An exact reproduction of the data below is the required answer.

Extracted records Start Marker

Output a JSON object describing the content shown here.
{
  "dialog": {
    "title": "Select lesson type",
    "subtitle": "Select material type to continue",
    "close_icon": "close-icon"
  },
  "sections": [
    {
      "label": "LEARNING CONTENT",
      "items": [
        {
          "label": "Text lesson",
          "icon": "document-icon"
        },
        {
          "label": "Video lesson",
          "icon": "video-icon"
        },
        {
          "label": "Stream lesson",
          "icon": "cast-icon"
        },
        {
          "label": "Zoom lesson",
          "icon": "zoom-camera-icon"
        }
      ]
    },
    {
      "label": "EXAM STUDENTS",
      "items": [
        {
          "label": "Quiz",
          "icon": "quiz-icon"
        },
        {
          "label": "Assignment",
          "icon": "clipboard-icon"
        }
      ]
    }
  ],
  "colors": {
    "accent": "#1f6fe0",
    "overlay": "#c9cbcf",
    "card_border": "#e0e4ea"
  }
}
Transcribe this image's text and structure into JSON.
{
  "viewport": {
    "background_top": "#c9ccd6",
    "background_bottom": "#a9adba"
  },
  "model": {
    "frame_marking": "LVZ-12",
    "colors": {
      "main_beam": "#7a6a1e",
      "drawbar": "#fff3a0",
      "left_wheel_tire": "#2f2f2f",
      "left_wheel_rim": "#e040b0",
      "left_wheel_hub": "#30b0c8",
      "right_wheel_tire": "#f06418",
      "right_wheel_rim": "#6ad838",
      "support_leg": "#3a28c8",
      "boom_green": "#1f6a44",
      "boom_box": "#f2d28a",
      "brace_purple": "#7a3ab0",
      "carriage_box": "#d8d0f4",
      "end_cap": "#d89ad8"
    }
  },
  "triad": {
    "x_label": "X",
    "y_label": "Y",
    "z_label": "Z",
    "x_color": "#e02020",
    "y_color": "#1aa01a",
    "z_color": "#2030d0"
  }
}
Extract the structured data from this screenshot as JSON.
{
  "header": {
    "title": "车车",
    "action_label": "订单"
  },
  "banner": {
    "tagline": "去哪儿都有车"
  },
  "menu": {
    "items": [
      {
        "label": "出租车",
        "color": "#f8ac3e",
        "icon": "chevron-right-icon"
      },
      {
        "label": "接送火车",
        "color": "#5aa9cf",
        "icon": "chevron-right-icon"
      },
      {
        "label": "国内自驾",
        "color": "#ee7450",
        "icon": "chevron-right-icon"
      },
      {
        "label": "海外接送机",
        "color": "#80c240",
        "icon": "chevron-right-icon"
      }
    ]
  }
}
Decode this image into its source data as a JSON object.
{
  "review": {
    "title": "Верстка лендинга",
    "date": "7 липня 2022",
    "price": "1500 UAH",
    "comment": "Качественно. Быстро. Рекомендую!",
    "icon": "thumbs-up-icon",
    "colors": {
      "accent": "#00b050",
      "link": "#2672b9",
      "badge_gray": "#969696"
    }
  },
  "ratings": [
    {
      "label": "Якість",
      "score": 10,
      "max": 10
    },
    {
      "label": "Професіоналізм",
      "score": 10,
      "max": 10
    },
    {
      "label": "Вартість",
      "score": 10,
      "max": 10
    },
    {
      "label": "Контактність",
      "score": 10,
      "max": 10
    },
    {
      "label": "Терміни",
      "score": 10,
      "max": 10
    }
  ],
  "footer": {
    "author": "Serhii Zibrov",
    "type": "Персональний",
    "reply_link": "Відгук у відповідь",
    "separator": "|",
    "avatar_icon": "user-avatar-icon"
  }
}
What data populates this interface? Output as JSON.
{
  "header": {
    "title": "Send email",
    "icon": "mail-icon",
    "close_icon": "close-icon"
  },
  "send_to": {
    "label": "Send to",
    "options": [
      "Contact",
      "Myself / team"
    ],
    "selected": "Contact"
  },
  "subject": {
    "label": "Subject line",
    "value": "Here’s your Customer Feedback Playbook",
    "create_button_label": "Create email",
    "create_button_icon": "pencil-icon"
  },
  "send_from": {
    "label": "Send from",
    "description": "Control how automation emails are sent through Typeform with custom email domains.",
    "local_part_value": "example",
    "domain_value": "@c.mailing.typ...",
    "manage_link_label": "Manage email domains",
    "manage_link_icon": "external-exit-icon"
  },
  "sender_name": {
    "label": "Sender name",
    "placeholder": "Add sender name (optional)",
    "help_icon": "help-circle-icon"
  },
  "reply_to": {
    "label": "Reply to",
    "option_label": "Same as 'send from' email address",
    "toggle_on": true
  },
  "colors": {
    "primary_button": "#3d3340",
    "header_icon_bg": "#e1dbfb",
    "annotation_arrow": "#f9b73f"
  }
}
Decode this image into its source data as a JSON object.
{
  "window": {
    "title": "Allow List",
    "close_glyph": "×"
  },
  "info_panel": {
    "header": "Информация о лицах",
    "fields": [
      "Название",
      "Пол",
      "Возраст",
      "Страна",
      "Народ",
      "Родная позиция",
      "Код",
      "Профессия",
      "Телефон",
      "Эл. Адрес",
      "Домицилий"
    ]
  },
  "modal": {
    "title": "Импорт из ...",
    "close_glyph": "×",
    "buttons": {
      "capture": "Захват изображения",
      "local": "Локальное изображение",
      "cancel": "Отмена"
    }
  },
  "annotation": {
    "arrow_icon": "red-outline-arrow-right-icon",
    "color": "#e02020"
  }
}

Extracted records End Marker

§ Problem solution:
Output a JSON object describing the content shown here.
{
  "dialog": {
    "title": "Select lesson type",
    "subtitle": "Select material type to continue",
    "close_icon": "close-icon"
  },
  "sections": [
    {
      "label": "LEARNING CONTENT",
      "items": [
        {
          "label": "Text lesson",
          "icon": "document-icon"
        },
        {
          "label": "Video lesson",
          "icon": "video-icon"
        },
        {
          "label": "Stream lesson",
          "icon": "cast-icon"
        },
        {
          "label": "Zoom lesson",
          "icon": "zoom-camera-icon"
        }
      ]
    },
    {
      "label": "EXAM STUDENTS",
      "items": [
        {
          "label": "Quiz",
          "icon": "quiz-icon"
        },
        {
          "label": "Assignment",
          "icon": "clipboard-icon"
        }
      ]
    }
  ],
  "colors": {
    "accent": "#1f6fe0",
    "overlay": "#c9cbcf",
    "card_border": "#e0e4ea"
  }
}
Transcribe this image's text and structure into JSON.
{
  "viewport": {
    "background_top": "#c9ccd6",
    "background_bottom": "#a9adba"
  },
  "model": {
    "frame_marking": "LVZ-12",
    "colors": {
      "main_beam": "#7a6a1e",
      "drawbar": "#fff3a0",
      "left_wheel_tire": "#2f2f2f",
      "left_wheel_rim": "#e040b0",
      "left_wheel_hub": "#30b0c8",
      "right_wheel_tire": "#f06418",
      "right_wheel_rim": "#6ad838",
      "support_leg": "#3a28c8",
      "boom_green": "#1f6a44",
      "boom_box": "#f2d28a",
      "brace_purple": "#7a3ab0",
      "carriage_box": "#d8d0f4",
      "end_cap": "#d89ad8"
    }
  },
  "triad": {
    "x_label": "X",
    "y_label": "Y",
    "z_label": "Z",
    "x_color": "#e02020",
    "y_color": "#1aa01a",
    "z_color": "#2030d0"
  }
}
Extract the structured data from this screenshot as JSON.
{
  "header": {
    "title": "车车",
    "action_label": "订单"
  },
  "banner": {
    "tagline": "去哪儿都有车"
  },
  "menu": {
    "items": [
      {
        "label": "出租车",
        "color": "#f8ac3e",
        "icon": "chevron-right-icon"
      },
      {
        "label": "接送火车",
        "color": "#5aa9cf",
        "icon": "chevron-right-icon"
      },
      {
        "label": "国内自驾",
        "color": "#ee7450",
        "icon": "chevron-right-icon"
      },
      {
        "label": "海外接送机",
        "color": "#80c240",
        "icon": "chevron-right-icon"
      }
    ]
  }
}
Decode this image into its source data as a JSON object.
{
  "review": {
    "title": "Верстка лендинга",
    "date": "7 липня 2022",
    "price": "1500 UAH",
    "comment": "Качественно. Быстро. Рекомендую!",
    "icon": "thumbs-up-icon",
    "colors": {
      "accent": "#00b050",
      "link": "#2672b9",
      "badge_gray": "#969696"
    }
  },
  "ratings": [
    {
      "label": "Якість",
      "score": 10,
      "max": 10
    },
    {
      "label": "Професіоналізм",
      "score": 10,
      "max": 10
    },
    {
      "label": "Вартість",
      "score": 10,
      "max": 10
    },
    {
      "label": "Контактність",
      "score": 10,
      "max": 10
    },
    {
      "label": "Терміни",
      "score": 10,
      "max": 10
    }
  ],
  "footer": {
    "author": "Serhii Zibrov",
    "type": "Персональний",
    "reply_link": "Відгук у відповідь",
    "separator": "|",
    "avatar_icon": "user-avatar-icon"
  }
}
What data populates this interface? Output as JSON.
{
  "header": {
    "title": "Send email",
    "icon": "mail-icon",
    "close_icon": "close-icon"
  },
  "send_to": {
    "label": "Send to",
    "options": [
      "Contact",
      "Myself / team"
    ],
    "selected": "Contact"
  },
  "subject": {
    "label": "Subject line",
    "value": "Here’s your Customer Feedback Playbook",
    "create_button_label": "Create email",
    "create_button_icon": "pencil-icon"
  },
  "send_from": {
    "label": "Send from",
    "description": "Control how automation emails are sent through Typeform with custom email domains.",
    "local_part_value": "example",
    "domain_value": "@c.mailing.typ...",
    "manage_link_label": "Manage email domains",
    "manage_link_icon": "external-exit-icon"
  },
  "sender_name": {
    "label": "Sender name",
    "placeholder": "Add sender name (optional)",
    "help_icon": "help-circle-icon"
  },
  "reply_to": {
    "label": "Reply to",
    "option_label": "Same as 'send from' email address",
    "toggle_on": true
  },
  "colors": {
    "primary_button": "#3d3340",
    "header_icon_bg": "#e1dbfb",
    "annotation_arrow": "#f9b73f"
  }
}
Decode this image into its source data as a JSON object.
{
  "window": {
    "title": "Allow List",
    "close_glyph": "×"
  },
  "info_panel": {
    "header": "Информация о лицах",
    "fields": [
      "Название",
      "Пол",
      "Возраст",
      "Страна",
      "Народ",
      "Родная позиция",
      "Код",
      "Профессия",
      "Телефон",
      "Эл. Адрес",
      "Домицилий"
    ]
  },
  "modal": {
    "title": "Импорт из ...",
    "close_glyph": "×",
    "buttons": {
      "capture": "Захват изображения",
      "local": "Локальное изображение",
      "cancel": "Отмена"
    }
  },
  "annotation": {
    "arrow_icon": "red-outline-arrow-right-icon",
    "color": "#e02020"
  }
}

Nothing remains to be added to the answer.